Six major Swedish-American museums and institutions are in the United States, according to the Consulate General of Sweden in New York. The American Swedish Institute in Minneapolis is number three on the list after New York City and Philadelphia.
Christina Nilsson Turnblad was born in Sweden in 1861. Her father left Sweden with one of his sons in 1875 and settled in Murray County, Minnesota. He sent for Christina and her brother, Simon, a year later. At age 15, she went into service for a banker named Smith where she received no pay but was compensated with instruction in language and domestic chores. From 1879 to 1880 she worked as a dining room girl and moved to Minneapolis in 1882. She married Swan Turnblad in 1883, and their only child, Lillian Zenobia, was born September 2, 1884.
Swan Turnblad was born in Sweden in 1860 and emigrated to the United states when he was 8 years old settling in Vasa, Minnesota. In 1879 he moved to Minneapolis and started working at a newspaper.
In 1885 the Swedish American Publishing Company (Svenska Amerikanska Posten) was incorporated. It was a Swedish language newspaper focusing on temperance. Turnblad started to buy up the stock as the paper neared bankruptcy. He quickly became a Board Member and soon after was appointed Manager. He was an early adopter of the Linotype machine and the use of color printing for illustrations. Under his management he increased the circulation from 1,400 to 40,000 and changed the focus from prohibition to independent Democratic. He also became the major stockholder.
Turnblad was a prominent member of society often reported on in the Minneapolis Journal. He served on several Boards and was a delegate at large to the Democratic national convention in 1904 and again in 1908. He was a Mason, a Shriner and an Elk. In 1892 he built an apartment complex call the Cecil Flats and lived on the first floor, renting out the other apartments. A barn was built to house the first automobile in Minneapolis, an electric Waverly he purchased around 1900.
In 1908 their 33 room mansion was finished and soon thereafter the stockholders filed a lawsuit against the Turnblad family. Swan was accused of using company funds to build his new house. He denied this saying his wife had inherited the money from her father’s investments in Sweden, something they were never able to prove. The appeals went all the way to the Minnesota Supreme Court but ended in a settlement.
Christina died in 1929 from cancer and later that year Swan donated the mansion to the American Swedish Institute. Today it is a cultural center, museum, art center, and gathering place for anybody interested in Swedish and Nordic culture. It also houses the Minneaplolis based Consulate General of Sweden’s offices and provides Consular services by appointment. The mansion is a landmark that has been placed on the national, state and city registers of historical places.

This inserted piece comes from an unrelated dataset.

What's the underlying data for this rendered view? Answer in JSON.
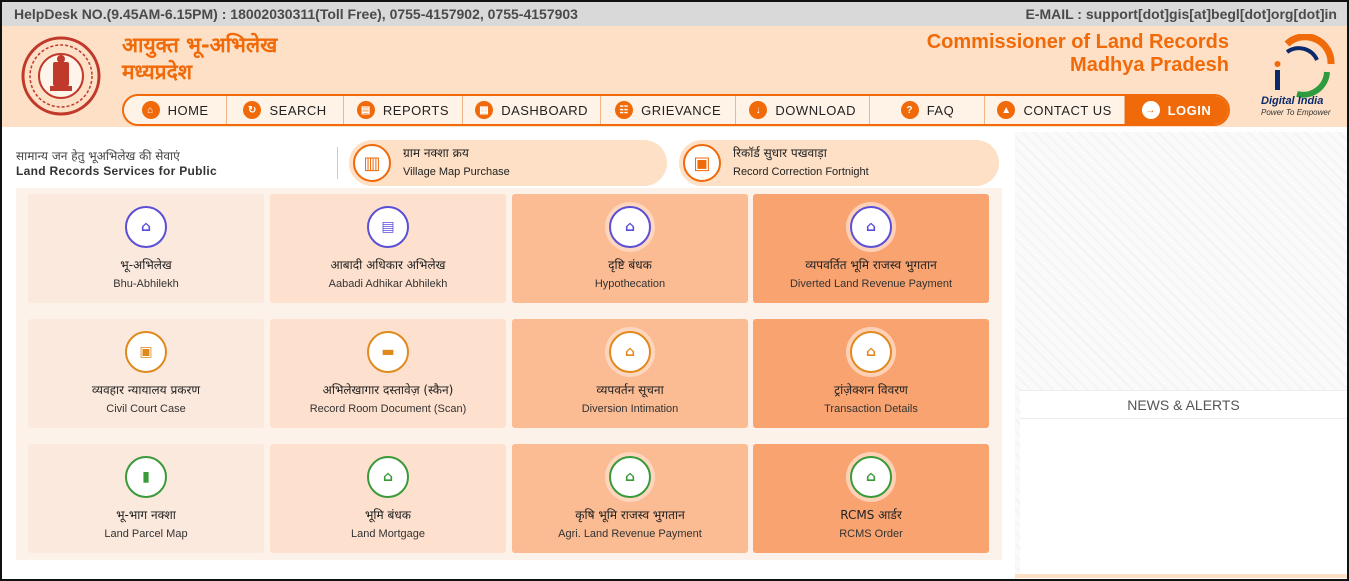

In 2012, a 34,000 square foot addition known as the Nelson Cultural Center opened. It is a gathering place that houses the café, the art gallery, studio and crafts classrooms, and event spaces.
I recently spent the day lunching in the café and touring the mansion. The café’s name is FIKA which means a daily break with coffee and small dishes. It gets rave reviews and I have to say the food was very good. The menu is inspired by Nordic traditions and did include Swedish meatballs which of course we compared to Ikea’s meatballs. These were better.
The mansion was designed after the French Chateauesque style and took five years to build. An artist trained at the Chicago Art Institute was commissioned to do the plaster details on all the ceilings.
Eighteen craftsmen woodcarvers worked on the interior as well.
Some of the woodcarvings are highly detailed and required special artists. Eleven porcelain stoves were shipped from Sweden, no two alike. These were probably decorative since there was central heating in the house.
The house has 33 rooms including a large dining room and a ballroom with an elevated stage and skylights. The three Turnblads lived in the mansion from 1908 to 1929. They entertained once.
My favorite room was the large glassed in sun room above the entrance.